(c)Beginning July 1, 2014, and no later than July 1 of each year thereafter, the Department of Finance shall calculate the savings to the state, if savings are realized, by subtracting the amount calculated annually pursuant to subdivision (b) from the amount calculated pursuant to subdivision (a). Of this amount, 75 percent shall, upon appropriation by the Legislature, be set aside and allocated as specified in Section 1993.

1992.

(a)Each county is hereby authorized to establish in each county treasury a Youthful Offender Block Grant Part B account, to receive all amounts allocated to that county pursuant to Section 1993.

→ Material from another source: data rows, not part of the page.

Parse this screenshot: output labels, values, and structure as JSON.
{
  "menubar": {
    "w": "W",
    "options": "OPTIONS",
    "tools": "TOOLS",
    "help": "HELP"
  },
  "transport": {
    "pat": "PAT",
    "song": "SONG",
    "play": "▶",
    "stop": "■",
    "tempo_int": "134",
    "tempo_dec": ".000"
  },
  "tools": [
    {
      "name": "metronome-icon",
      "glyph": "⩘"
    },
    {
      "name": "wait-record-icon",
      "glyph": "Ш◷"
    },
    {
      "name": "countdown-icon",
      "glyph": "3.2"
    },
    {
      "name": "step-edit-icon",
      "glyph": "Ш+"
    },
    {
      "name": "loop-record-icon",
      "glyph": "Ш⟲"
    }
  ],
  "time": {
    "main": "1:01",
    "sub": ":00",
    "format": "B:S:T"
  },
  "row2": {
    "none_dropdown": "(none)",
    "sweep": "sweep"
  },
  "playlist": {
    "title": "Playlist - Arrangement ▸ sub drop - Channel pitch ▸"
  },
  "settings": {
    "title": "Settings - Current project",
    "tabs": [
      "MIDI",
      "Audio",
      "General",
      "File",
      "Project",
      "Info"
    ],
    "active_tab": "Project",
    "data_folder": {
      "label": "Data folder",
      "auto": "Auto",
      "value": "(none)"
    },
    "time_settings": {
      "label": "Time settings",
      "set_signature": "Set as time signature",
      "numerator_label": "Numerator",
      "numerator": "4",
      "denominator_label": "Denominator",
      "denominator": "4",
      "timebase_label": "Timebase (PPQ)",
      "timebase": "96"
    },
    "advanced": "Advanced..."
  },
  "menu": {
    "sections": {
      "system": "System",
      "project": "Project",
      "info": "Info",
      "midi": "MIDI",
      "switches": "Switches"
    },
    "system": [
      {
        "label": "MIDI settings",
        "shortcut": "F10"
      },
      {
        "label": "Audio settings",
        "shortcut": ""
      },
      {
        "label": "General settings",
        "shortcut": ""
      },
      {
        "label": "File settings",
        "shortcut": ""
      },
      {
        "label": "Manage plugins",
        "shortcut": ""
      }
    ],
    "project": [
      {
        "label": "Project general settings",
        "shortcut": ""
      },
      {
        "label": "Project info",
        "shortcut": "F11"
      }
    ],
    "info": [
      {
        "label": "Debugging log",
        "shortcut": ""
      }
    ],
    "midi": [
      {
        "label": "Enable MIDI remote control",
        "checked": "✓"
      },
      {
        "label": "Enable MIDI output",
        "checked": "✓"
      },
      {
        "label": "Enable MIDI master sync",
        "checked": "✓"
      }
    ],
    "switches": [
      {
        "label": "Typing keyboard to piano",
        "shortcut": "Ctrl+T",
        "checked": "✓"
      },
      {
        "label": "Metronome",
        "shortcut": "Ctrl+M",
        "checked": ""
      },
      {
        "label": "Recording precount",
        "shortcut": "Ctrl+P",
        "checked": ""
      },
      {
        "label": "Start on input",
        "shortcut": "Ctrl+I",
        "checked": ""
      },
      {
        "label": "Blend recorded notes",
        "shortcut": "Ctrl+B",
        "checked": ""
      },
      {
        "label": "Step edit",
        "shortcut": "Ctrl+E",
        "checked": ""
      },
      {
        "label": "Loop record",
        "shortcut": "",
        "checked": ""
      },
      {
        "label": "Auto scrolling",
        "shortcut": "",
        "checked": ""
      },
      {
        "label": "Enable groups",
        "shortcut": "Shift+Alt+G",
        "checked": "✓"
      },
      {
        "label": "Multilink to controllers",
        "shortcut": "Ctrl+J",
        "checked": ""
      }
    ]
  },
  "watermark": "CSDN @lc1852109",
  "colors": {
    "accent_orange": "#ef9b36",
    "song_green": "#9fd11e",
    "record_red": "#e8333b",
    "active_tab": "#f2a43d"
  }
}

(b)In any fiscal year for which a county receives money to be expended for the implementation of this chapter, the moneys, including any interest, shall be made available to the local Community Corrections Partnership of that county for the purposes specified in Section 1994.

1993.

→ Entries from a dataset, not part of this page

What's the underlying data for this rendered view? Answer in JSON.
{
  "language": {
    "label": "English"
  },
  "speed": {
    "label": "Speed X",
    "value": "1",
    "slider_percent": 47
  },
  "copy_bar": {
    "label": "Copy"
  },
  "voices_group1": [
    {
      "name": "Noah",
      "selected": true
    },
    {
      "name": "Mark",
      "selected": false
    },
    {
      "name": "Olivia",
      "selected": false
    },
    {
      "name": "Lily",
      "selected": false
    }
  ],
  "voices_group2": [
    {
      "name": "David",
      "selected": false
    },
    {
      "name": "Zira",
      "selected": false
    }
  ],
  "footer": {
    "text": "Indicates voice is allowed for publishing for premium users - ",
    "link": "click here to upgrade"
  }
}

The amounts calculated pursuant to subdivision (c) shall be allocated as follows:

(a)Forty percent shall be allocated proportionally and directly to those counties with net decreases in new admissions of juvenile offenders to the Department of Corrections and Rehabilitation, Division of Juvenile Justice over the fiscal year 2012–13 baseline new commitments.

(b)Forty percent shall be available to fund a block grant program whereby each county may apply for funds in order to increase capacity for serving the county’s population of juvenile offenders who committed an offense described in subdivision (b) of Section 707. The funding made available pursuant to this subdivision shall be allocated on the basis of a competitive grant that is open to all counties and is not limited to counties showing decreases in new admissions to the Department of Corrections and Rehabilitation, Division of Juvenile Justice.

(c)Twenty percent shall be available to fund technical assistance for counties in the ongoing implementation of model practices for serving juvenile offenders who committed an offense described in subdivision (b) of Section 707, or for those counties developing programs to serve a combination of juvenile offenders who committed an offense described in subdivision (b) of Section 707 and other juvenile offenders. A portion of these funds may be used to fund staff positions within the Board of State and Community Corrections.

1994.

Money allocated to each county Youthful Offender Block Grant Part B account shall be utilized to improve local probation supervision practices and capacities serving juvenile offenders committed for offenses specified in subdivision (b) of Section 707 and for the implementation or enhancement of recognized best practices for serving high-need youth offenders. Best practices shall be identified and defined by the Board of State and Community Corrections, and shall include core values with proven results, including, but not limited to, strengths-based, individualized, family-centered, culturally competent services, positive youth development frameworks, and trauma-informed care.